There have been all sorts of confusing and contradictory numbers coming out of Mexico over the last few days relating to cases of Swine Flu and deaths attributed to it. What caught our eye was that the Mexican government actually announced that tests have now shown that a substantial number of the deaths (about half of them) originally attributed to Swine Flu were actually caused by different ailments. And only a very few have been confirmed as swine flu cases.
Dealing with statistics in a climate such as this is a tricky business because you don’t want to inspire panic or sow complacency. What’s more it’s important to remember that the number of confirmed or suspected deaths in Mexico is just one variable of many in trying to find out how virulent the virus is. But we’ve been getting a lot of questions from readers about what these numbers mean and why they seem to be changing. So we’ve put together a post explaining the latest numbers and what’s led to the changes.

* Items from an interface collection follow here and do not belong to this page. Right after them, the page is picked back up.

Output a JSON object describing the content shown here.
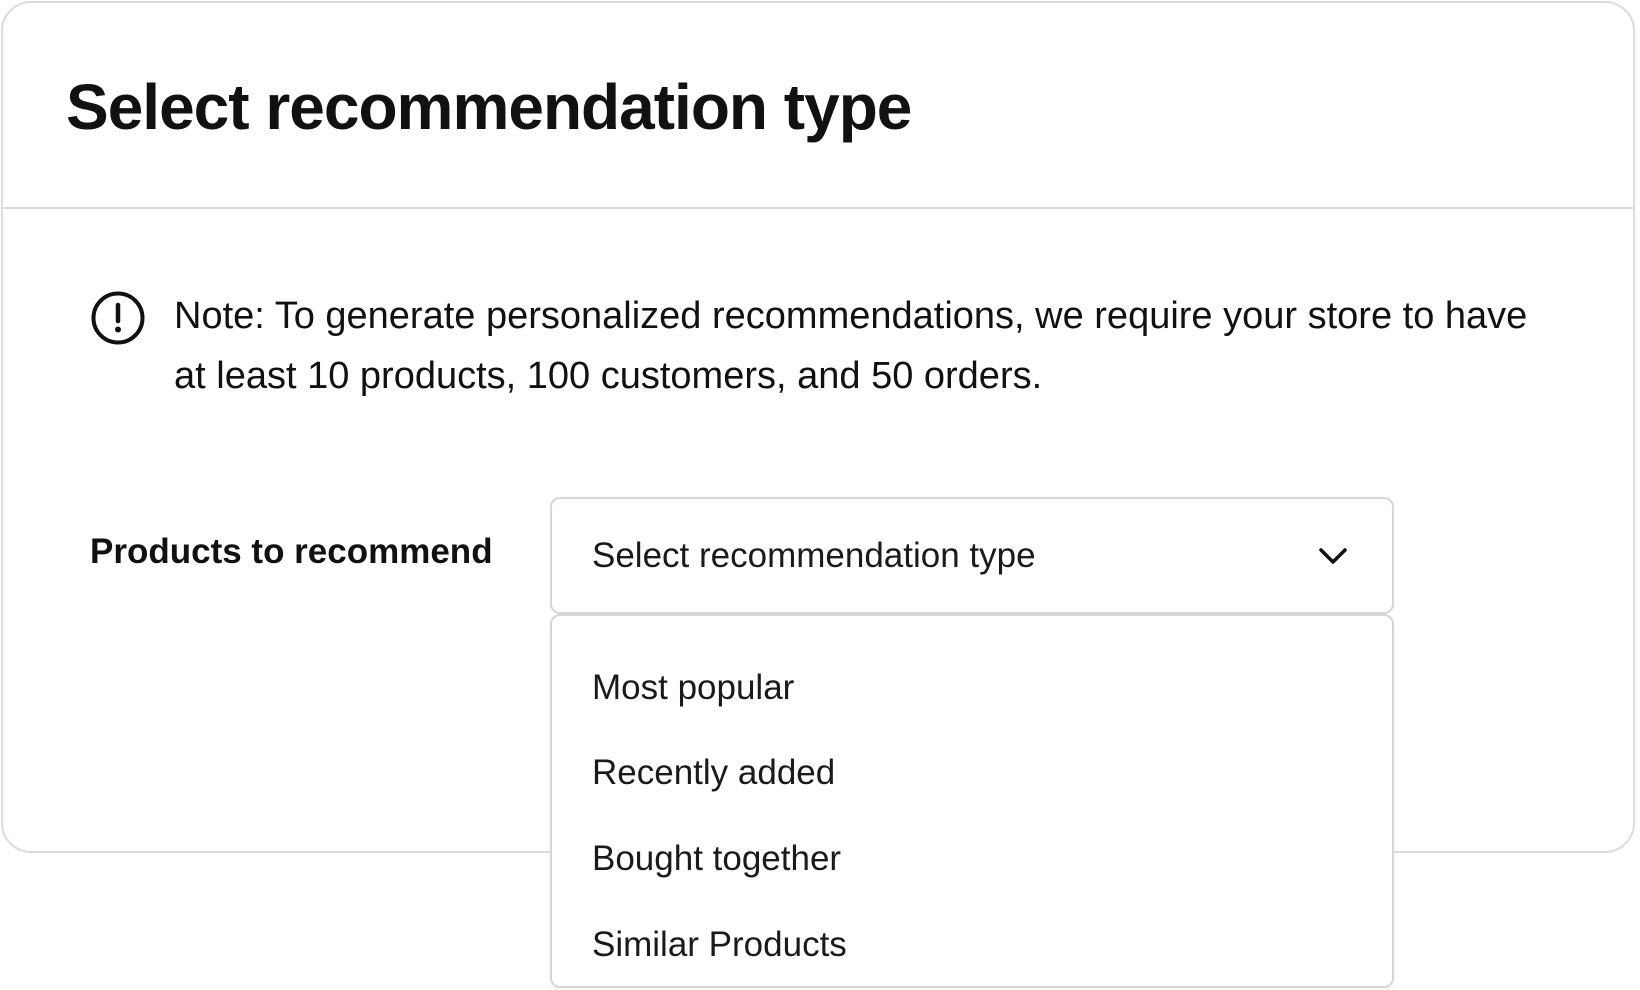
{
  "header": {
    "title": "Select recommendation type"
  },
  "note": {
    "icon": "alert-circle-icon",
    "text": "Note: To generate personalized recommendations, we require your store to have at least 10 products, 100 customers, and 50 orders."
  },
  "form": {
    "label": "Products to recommend",
    "select": {
      "value": "Select recommendation type",
      "icon": "chevron-down-icon",
      "expanded": true,
      "options": [
        "Most popular",
        "Recently added",
        "Bought together",
        "Similar Products"
      ]
    }
  },
  "colors": {
    "text": "#111111",
    "border": "#dcdcdc",
    "background": "#ffffff"
  }
}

(ed.note: To understand the bigger picture, here’s a good piece from the LAT from yesterday which argues that there’s a growing consensus that this mutation of swine flu is not as virulent as once feared. And here’s a blog post by an infectious disease expert explaining why even if swine flu is very mild it would likely be hugely disruptive and a much bigger deal than the seasonal flu. The gist is that even if swine flu is no worse for each individual than the normal seasonal flu, so many more people could get it that it could put a massive strain on our health care system.)
Josh Marshall is editor and publisher of TalkingPointsMemo.com.